zerthi
05-16-2016, 11:17 AM
I hope that migration only happens during wet seasons Morningside Park, Cedar Ridge Park, Scarborough’s Rouge Park,Algonquin Island and nearby woods . In that case It could be easier to deal with them since is probably temporal. I regard their prevention measures as highly effective. Warning signs is a good way to keep people aware.

Azrile
05-16-2016, 05:33 PM
I hope that migration only happens during wet seasons Morningside Park, Cedar Ridge Park, Scarborough’s Rouge Park,Algonquin Island and nearby woods . In that case It could be easier to deal with them since is probably temporal. I regard their prevention measures as highly effective. Warning signs is a good way to keep people aware.

That really is the risk of these new weather patterns. Even in areas where Lyme Disease has been a problem for decades, there still is very little reporting or awareness about it. So now when you get areas that never had outbreaks before, it will be a long time before the awareness grows in those areas of this new threat.

Trellie
05-23-2016, 09:20 PM
It will be interesting to track weather patterns this summer to see how Toronto and southern Canada unfolds. That really will be the key to see if the ticks become a permanent problem there. The more I read, the more I learned that the ticks are really not very strong or able to adapt to new environments well, which is why except for some random isolated events that occur occassionaly, the ticks haven´t migrated outside of a select few areas. But with global warming, really only you need a few years of abnormal weather than mimics what is found in the mid-atlantic USA, and that could be enough to cause an explosion in the population.

I truly hope it's something temporal, otherwise we might see a really high increase in Lyme cases D: I'd not be surprised it this became something more permanent though... because well, in the last two years winters seemed to be warmer almost everywhere in the world. I kid you now, the north of the Netherlands had flowering buds 3 years ago by January... We might not like what we will be seeing and experiencing in the next few years...

Trellie
05-23-2016, 09:26 PM
This article definitely made me sit up and take notice. To think that of 39 ticks, 12 had the bacteria that causes Lyme is pretty huge.
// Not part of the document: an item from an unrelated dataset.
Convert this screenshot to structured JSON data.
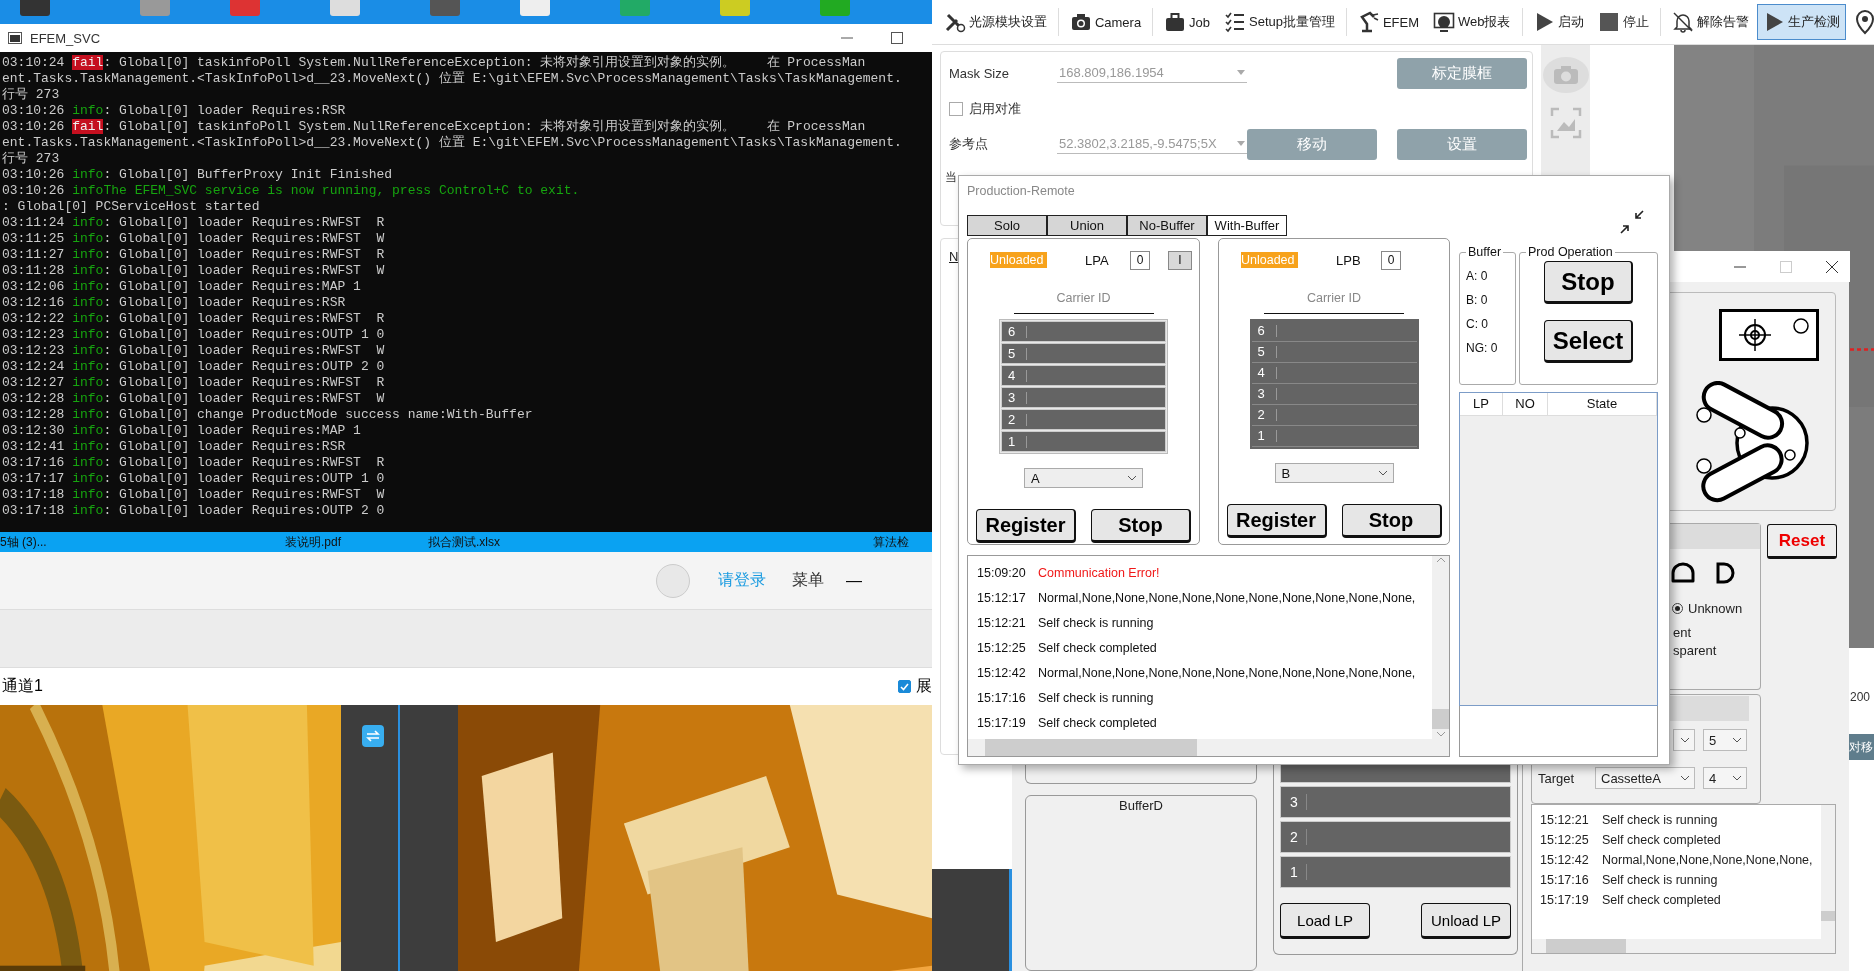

That's basically one in three ticks on average having the bacteria.

It's definitely showing that we need to be vigilant when it comes to watching for ticks and always going for prevention being better than cure.

Yeah, its' a huge percentage :( I actually wish I understood how the disease spreads among ticks. I have never quite understood how that happens, and how everything could have started... but yeah, I will never see deer and forests the same way I did when I was younger. If I only knew back then what I know now...
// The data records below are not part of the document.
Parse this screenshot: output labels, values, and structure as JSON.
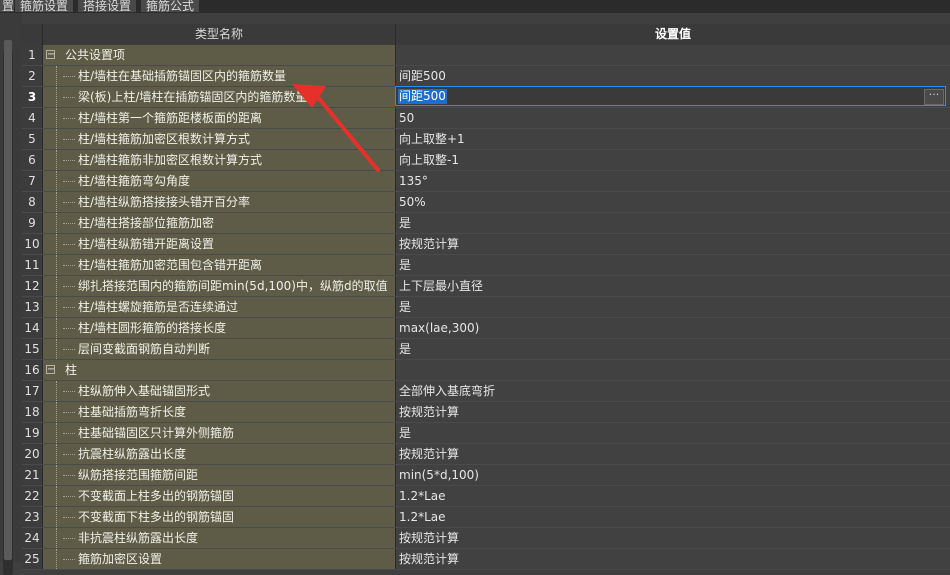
{
  "tabs": [
    {
      "label": "置"
    },
    {
      "label": "箍筋设置"
    },
    {
      "label": "搭接设置"
    },
    {
      "label": "箍筋公式"
    }
  ],
  "header": {
    "name_col": "类型名称",
    "value_col": "设置值"
  },
  "rows": [
    {
      "num": "1",
      "name": "公共设置项",
      "value": "",
      "group": true
    },
    {
      "num": "2",
      "name": "柱/墙柱在基础插筋锚固区内的箍筋数量",
      "value": "间距500"
    },
    {
      "num": "3",
      "name": "梁(板)上柱/墙柱在插筋锚固区内的箍筋数量",
      "value": "间距500",
      "editing": true
    },
    {
      "num": "4",
      "name": "柱/墙柱第一个箍筋距楼板面的距离",
      "value": "50"
    },
    {
      "num": "5",
      "name": "柱/墙柱箍筋加密区根数计算方式",
      "value": "向上取整+1"
    },
    {
      "num": "6",
      "name": "柱/墙柱箍筋非加密区根数计算方式",
      "value": "向上取整-1"
    },
    {
      "num": "7",
      "name": "柱/墙柱箍筋弯勾角度",
      "value": "135°"
    },
    {
      "num": "8",
      "name": "柱/墙柱纵筋搭接接头错开百分率",
      "value": "50%"
    },
    {
      "num": "9",
      "name": "柱/墙柱搭接部位箍筋加密",
      "value": "是"
    },
    {
      "num": "10",
      "name": "柱/墙柱纵筋错开距离设置",
      "value": "按规范计算"
    },
    {
      "num": "11",
      "name": "柱/墙柱箍筋加密范围包含错开距离",
      "value": "是"
    },
    {
      "num": "12",
      "name": "绑扎搭接范围内的箍筋间距min(5d,100)中，纵筋d的取值",
      "value": "上下层最小直径"
    },
    {
      "num": "13",
      "name": "柱/墙柱螺旋箍筋是否连续通过",
      "value": "是"
    },
    {
      "num": "14",
      "name": "柱/墙柱圆形箍筋的搭接长度",
      "value": "max(lae,300)"
    },
    {
      "num": "15",
      "name": "层间变截面钢筋自动判断",
      "value": "是"
    },
    {
      "num": "16",
      "name": "柱",
      "value": "",
      "group": true
    },
    {
      "num": "17",
      "name": "柱纵筋伸入基础锚固形式",
      "value": "全部伸入基底弯折"
    },
    {
      "num": "18",
      "name": "柱基础插筋弯折长度",
      "value": "按规范计算"
    },
    {
      "num": "19",
      "name": "柱基础锚固区只计算外侧箍筋",
      "value": "是"
    },
    {
      "num": "20",
      "name": "抗震柱纵筋露出长度",
      "value": "按规范计算"
    },
    {
      "num": "21",
      "name": "纵筋搭接范围箍筋间距",
      "value": "min(5*d,100)"
    },
    {
      "num": "22",
      "name": "不变截面上柱多出的钢筋锚固",
      "value": "1.2*Lae"
    },
    {
      "num": "23",
      "name": "不变截面下柱多出的钢筋锚固",
      "value": "1.2*Lae"
    },
    {
      "num": "24",
      "name": "非抗震柱纵筋露出长度",
      "value": "按规范计算"
    },
    {
      "num": "25",
      "name": "箍筋加密区设置",
      "value": "按规范计算"
    }
  ],
  "editor": {
    "dots_label": "···"
  },
  "annotation": {
    "color": "#e8302a"
  }
}
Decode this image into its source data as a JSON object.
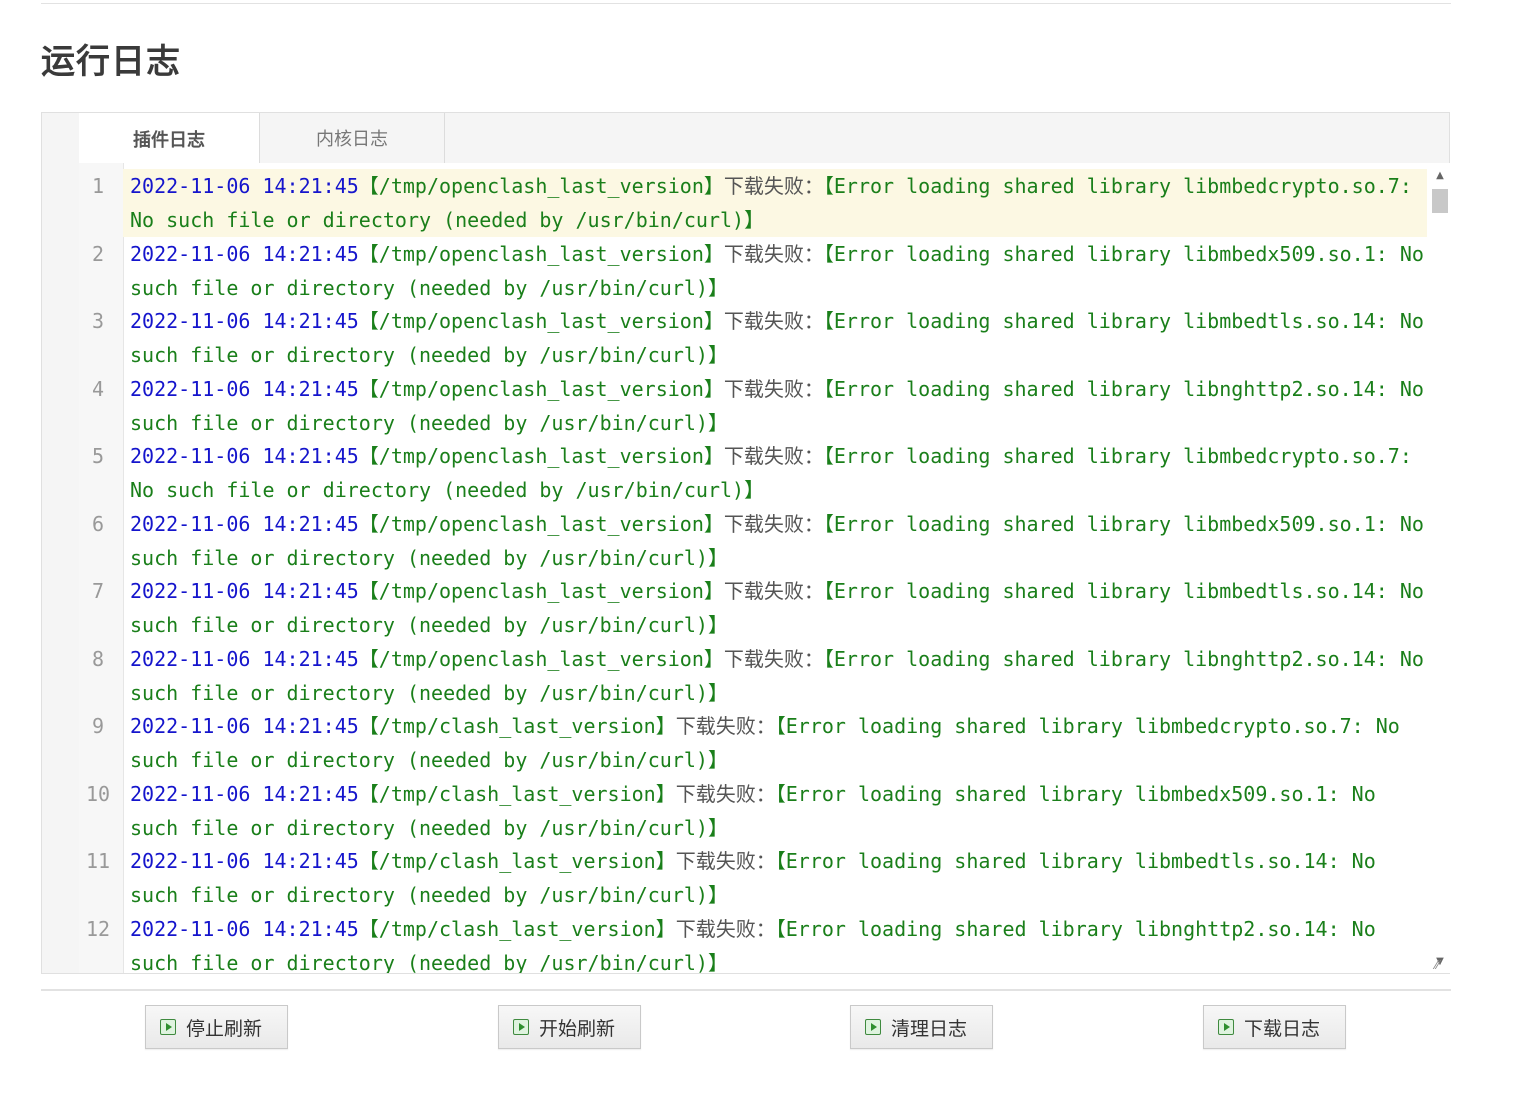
{
  "page": {
    "title": "运行日志"
  },
  "tabs": [
    {
      "label": "插件日志",
      "active": true
    },
    {
      "label": "内核日志",
      "active": false
    }
  ],
  "log_lines": [
    {
      "no": "1",
      "time": "2022-11-06 14:21:45",
      "path": "【/tmp/openclash_last_version】",
      "cn": "下载失败：",
      "msg": "【Error loading shared library libmbedcrypto.so.7: No such file or directory (needed by /usr/bin/curl)】"
    },
    {
      "no": "2",
      "time": "2022-11-06 14:21:45",
      "path": "【/tmp/openclash_last_version】",
      "cn": "下载失败：",
      "msg": "【Error loading shared library libmbedx509.so.1: No such file or directory (needed by /usr/bin/curl)】"
    },
    {
      "no": "3",
      "time": "2022-11-06 14:21:45",
      "path": "【/tmp/openclash_last_version】",
      "cn": "下载失败：",
      "msg": "【Error loading shared library libmbedtls.so.14: No such file or directory (needed by /usr/bin/curl)】"
    },
    {
      "no": "4",
      "time": "2022-11-06 14:21:45",
      "path": "【/tmp/openclash_last_version】",
      "cn": "下载失败：",
      "msg": "【Error loading shared library libnghttp2.so.14: No such file or directory (needed by /usr/bin/curl)】"
    },
    {
      "no": "5",
      "time": "2022-11-06 14:21:45",
      "path": "【/tmp/openclash_last_version】",
      "cn": "下载失败：",
      "msg": "【Error loading shared library libmbedcrypto.so.7: No such file or directory (needed by /usr/bin/curl)】"
    },
    {
      "no": "6",
      "time": "2022-11-06 14:21:45",
      "path": "【/tmp/openclash_last_version】",
      "cn": "下载失败：",
      "msg": "【Error loading shared library libmbedx509.so.1: No such file or directory (needed by /usr/bin/curl)】"
    },
    {
      "no": "7",
      "time": "2022-11-06 14:21:45",
      "path": "【/tmp/openclash_last_version】",
      "cn": "下载失败：",
      "msg": "【Error loading shared library libmbedtls.so.14: No such file or directory (needed by /usr/bin/curl)】"
    },
    {
      "no": "8",
      "time": "2022-11-06 14:21:45",
      "path": "【/tmp/openclash_last_version】",
      "cn": "下载失败：",
      "msg": "【Error loading shared library libnghttp2.so.14: No such file or directory (needed by /usr/bin/curl)】"
    },
    {
      "no": "9",
      "time": "2022-11-06 14:21:45",
      "path": "【/tmp/clash_last_version】",
      "cn": "下载失败：",
      "msg": "【Error loading shared library libmbedcrypto.so.7: No such file or directory (needed by /usr/bin/curl)】"
    },
    {
      "no": "10",
      "time": "2022-11-06 14:21:45",
      "path": "【/tmp/clash_last_version】",
      "cn": "下载失败：",
      "msg": "【Error loading shared library libmbedx509.so.1: No such file or directory (needed by /usr/bin/curl)】"
    },
    {
      "no": "11",
      "time": "2022-11-06 14:21:45",
      "path": "【/tmp/clash_last_version】",
      "cn": "下载失败：",
      "msg": "【Error loading shared library libmbedtls.so.14: No such file or directory (needed by /usr/bin/curl)】"
    },
    {
      "no": "12",
      "time": "2022-11-06 14:21:45",
      "path": "【/tmp/clash_last_version】",
      "cn": "下载失败：",
      "msg": "【Error loading shared library libnghttp2.so.14: No such file or directory (needed by /usr/bin/curl)】"
    }
  ],
  "buttons": {
    "stop_refresh": "停止刷新",
    "start_refresh": "开始刷新",
    "clear_log": "清理日志",
    "download_log": "下载日志"
  },
  "colors": {
    "timestamp": "#1515cc",
    "message": "#1a7f1a",
    "highlight_line": "#fcf8e3"
  }
}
oportosanto
05-24-2016, 04:16 AM
I don't get that either, but once we are able to control ticks we will be able to control the disease.
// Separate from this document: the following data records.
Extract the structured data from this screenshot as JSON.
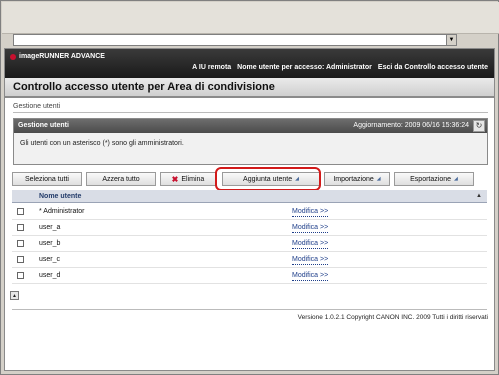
{
  "browser": {
    "address_dropdown_icon": "chevron-down-icon"
  },
  "brand": {
    "name": "imageRUNNER ADVANCE",
    "logo_color": "#c8102e"
  },
  "top_links": {
    "remote_ui": "A IU remota",
    "login_label": "Nome utente per accesso: Administrator",
    "logout": "Esci da Controllo accesso utente"
  },
  "page": {
    "title": "Controllo accesso utente per Area di condivisione",
    "breadcrumb": "Gestione utenti"
  },
  "panel": {
    "title": "Gestione utenti",
    "updated": "Aggiornamento: 2009 06/16 15:36:24",
    "note": "Gli utenti con un asterisco (*) sono gli amministratori."
  },
  "actions": {
    "select_all": "Seleziona tutti",
    "reset_all": "Azzera tutto",
    "delete": "Elimina",
    "add_user": "Aggiunta utente",
    "import": "Importazione",
    "export": "Esportazione"
  },
  "table": {
    "column_name": "Nome utente",
    "edit_label": "Modifica >>",
    "rows": [
      {
        "name": "* Administrator"
      },
      {
        "name": "user_a"
      },
      {
        "name": "user_b"
      },
      {
        "name": "user_c"
      },
      {
        "name": "user_d"
      }
    ]
  },
  "footer": {
    "copyright": "Versione 1.0.2.1 Copyright CANON INC. 2009 Tutti i diritti riservati"
  },
  "colors": {
    "highlight": "#d21a1a",
    "header_dark": "#1a1a1a",
    "link": "#1f3f8a"
  }
}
tgthewriter1
05-24-2016, 04:08 PM
So the ticks are causing the disease to spread. It reminds me of the rats and the black plague. There always seem to be a insect or bug carrying some disease. Luckily, all you have to do is get rid of the bug and the symptoms will stop.

Trellie
05-24-2016, 08:34 PM
Funny you mention that, @tgthewriter1, because it was actually a bug the one that caused the plague... it was the fleas on the rats the one that carried that horrible disease. People avoided rats because of their fleas, because once you were bitten by an infected flea it was certain you'd get the plague as well. This is awfully similar, but at Lyme is nothing like the plague.

Trellie
05-24-2016, 08:49 PM
I don't get that either, but once we are able to control ticks we will be able to control the disease.

Yeah, I think awareness = to prevention is the key here. I mean, some years ago I didn't even know what the risk factors of this diseases were! I did knew it was caused by ticks, but I didn't know more than just that back then. Now I no longer like the idea of camping in a forest, or even a park (better safe than sorry).

oportosanto
05-25-2016, 05:53 AM
True because once we realize what the problem is we will be more effective fighting it.